Contemporary Women Writers in Britain
Volume Editor:
This volume assembles critical essays on, and excerpts from, works of contemporary women writers in Britain. Its focus is the interaction of aesthetic play and ethical commitment in the fictional work of women writers whose interest in testing and transgressing textual boundaries is rooted in a specific awareness of a gendered multicultural reality. This position calls for a distinctly critical impetus of their writing involving the interaction of the political and the literary as expressed in innovative combinations of realist and postmodern techniques in works by A. S. Byatt, Maureen Duffy, Zoe Fairbairns, Eva Figes, Penelope Lively, Sara Maitland, Suniti Namjoshi, Ravinder Randhawa, Joan Riley, Michele Roberts, Emma Tennant, Fay Weldon, Jeanette Winterson. All contributions to this volume address aspects of these writers' positions and techniques with a clear focus on their interest in transgressing boundaries of genre, gender and (post)colonial identity. The special quality of these interpretations, first given in the presence of writers at a symposium in Potsdam, derives from the creative and prosperous interactions between authors and critics. The volume concludes with excerpts from the works of the participating writers which exemplify the range of concrete concerns and technical accomplisments discussed in the essays. They are taken from fictional works by Debjani Chatterjee, Maureen Duffy, Zoe Fairbairns, Eva Figes, Sara Maitland, and Ravinder Randhawa. They also include the creative interactions of Suniti Namjoshi and Gillian Hanscombe in their joint writing and Paul Magrs' critical engagement with Sara Maitland.
Australian viewings of live performance
Volume Editor:
Body Show/s: Australian Viewings of Live Performance asks: in what ways do physical bodies in live performance present vital and compelling expressions of ideas?
This collection contains critical analyses of cultural spectacle and social identity by eighteen major Australian scholars and practitioners.
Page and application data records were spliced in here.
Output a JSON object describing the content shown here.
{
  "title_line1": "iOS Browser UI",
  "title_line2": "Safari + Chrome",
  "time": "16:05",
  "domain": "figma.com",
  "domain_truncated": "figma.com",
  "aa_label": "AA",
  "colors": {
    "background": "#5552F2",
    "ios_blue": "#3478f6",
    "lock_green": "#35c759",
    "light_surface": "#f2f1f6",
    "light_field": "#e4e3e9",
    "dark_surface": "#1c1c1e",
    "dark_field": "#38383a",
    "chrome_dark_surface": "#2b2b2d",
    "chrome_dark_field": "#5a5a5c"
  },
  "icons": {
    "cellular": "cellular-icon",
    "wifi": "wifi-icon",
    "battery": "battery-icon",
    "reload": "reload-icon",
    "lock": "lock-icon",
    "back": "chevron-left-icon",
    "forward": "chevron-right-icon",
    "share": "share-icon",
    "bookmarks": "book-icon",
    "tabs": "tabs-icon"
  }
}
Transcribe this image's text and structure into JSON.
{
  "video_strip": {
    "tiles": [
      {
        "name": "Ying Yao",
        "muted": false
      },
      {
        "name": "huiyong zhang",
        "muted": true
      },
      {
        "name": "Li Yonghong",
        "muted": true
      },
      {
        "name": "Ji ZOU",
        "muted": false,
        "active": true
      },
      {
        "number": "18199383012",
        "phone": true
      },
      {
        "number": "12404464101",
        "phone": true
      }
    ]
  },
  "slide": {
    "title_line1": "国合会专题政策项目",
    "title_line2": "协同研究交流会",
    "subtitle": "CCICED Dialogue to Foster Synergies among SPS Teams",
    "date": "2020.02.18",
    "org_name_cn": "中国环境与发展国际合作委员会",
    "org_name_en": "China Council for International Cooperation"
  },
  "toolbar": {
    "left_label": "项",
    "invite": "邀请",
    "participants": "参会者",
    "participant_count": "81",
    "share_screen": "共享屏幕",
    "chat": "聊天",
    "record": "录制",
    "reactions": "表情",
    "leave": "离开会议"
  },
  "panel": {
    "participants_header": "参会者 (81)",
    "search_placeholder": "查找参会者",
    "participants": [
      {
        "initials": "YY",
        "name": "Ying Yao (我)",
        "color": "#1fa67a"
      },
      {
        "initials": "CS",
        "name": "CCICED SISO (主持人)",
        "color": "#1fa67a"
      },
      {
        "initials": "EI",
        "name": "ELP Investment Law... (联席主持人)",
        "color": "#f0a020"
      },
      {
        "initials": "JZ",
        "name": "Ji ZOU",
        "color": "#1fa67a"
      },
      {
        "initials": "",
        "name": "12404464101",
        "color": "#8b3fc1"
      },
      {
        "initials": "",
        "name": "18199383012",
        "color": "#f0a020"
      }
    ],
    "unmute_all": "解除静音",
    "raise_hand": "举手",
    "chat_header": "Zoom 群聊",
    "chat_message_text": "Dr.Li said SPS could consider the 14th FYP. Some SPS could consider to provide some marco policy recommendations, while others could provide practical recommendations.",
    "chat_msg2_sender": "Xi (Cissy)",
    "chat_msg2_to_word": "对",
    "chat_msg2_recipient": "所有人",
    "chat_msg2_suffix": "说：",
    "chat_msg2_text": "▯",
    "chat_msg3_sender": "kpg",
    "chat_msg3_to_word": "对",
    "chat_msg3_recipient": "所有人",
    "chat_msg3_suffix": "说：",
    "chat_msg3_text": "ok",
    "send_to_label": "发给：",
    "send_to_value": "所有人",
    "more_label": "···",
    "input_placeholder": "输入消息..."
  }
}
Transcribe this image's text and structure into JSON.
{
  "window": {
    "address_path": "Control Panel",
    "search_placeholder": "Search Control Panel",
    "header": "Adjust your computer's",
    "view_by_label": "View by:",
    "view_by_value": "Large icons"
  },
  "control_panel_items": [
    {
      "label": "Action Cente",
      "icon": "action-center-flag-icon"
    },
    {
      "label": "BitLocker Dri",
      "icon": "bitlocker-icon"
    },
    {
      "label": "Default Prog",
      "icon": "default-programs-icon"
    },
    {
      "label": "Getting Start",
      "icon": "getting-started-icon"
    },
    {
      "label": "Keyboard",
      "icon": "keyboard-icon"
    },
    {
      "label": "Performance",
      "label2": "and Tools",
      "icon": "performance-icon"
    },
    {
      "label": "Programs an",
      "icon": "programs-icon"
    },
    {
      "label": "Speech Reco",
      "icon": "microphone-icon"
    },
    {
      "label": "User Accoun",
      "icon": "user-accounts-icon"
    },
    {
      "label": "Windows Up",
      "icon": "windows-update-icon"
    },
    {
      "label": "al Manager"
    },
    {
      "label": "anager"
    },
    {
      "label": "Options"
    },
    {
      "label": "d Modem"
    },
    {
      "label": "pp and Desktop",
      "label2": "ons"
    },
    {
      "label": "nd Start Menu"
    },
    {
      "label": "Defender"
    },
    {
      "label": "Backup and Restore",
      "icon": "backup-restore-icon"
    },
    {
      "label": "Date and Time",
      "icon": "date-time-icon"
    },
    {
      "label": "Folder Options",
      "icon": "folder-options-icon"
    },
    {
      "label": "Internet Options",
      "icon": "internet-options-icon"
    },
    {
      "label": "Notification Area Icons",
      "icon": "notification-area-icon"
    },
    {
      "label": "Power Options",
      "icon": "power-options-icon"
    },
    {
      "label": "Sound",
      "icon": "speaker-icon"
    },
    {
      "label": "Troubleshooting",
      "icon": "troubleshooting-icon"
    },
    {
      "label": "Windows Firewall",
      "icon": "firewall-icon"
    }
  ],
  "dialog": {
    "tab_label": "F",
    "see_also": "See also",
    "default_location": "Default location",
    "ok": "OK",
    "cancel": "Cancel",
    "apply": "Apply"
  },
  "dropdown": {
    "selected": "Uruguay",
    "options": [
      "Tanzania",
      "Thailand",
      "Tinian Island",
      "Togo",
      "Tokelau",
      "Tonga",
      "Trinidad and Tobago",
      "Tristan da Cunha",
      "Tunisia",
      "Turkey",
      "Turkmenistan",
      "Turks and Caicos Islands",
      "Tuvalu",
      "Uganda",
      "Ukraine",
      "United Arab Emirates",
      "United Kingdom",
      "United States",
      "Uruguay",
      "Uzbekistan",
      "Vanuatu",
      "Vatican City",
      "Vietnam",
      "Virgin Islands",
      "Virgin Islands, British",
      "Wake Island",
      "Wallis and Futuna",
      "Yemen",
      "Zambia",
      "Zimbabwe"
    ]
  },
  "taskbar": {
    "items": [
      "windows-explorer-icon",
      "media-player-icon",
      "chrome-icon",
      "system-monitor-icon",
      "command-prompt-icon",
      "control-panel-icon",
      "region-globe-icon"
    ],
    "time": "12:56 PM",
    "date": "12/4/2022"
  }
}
It discusses and describes bodies in contemporary performance, theatre, visual art and dance; in circus and ethnographic shows; in performance training, butoh and wrestling; at gay and lesbian dance parties; and in relation to digital images. It explores historical and theoretical issues of gender and postcoloniality, technology, and the location of bodies in architectural, social and virtual spaces.
Artistes and groups discussed include Sydney Front, Open City, The Performance Space, Meryl Tankard’s Australian Dance Theatre, Chrissie Parrott, the Bell Shakespeare Company, Tess De Quincey, Yumi Umiumare, Gilgul Theatre, Lyndal Jones, Stelarc, Death Defying Theatre, colonial circus, ethnographic displays, the horse as performer, and wrestling legends Gorgeous George and Ravishing Ricky Rude.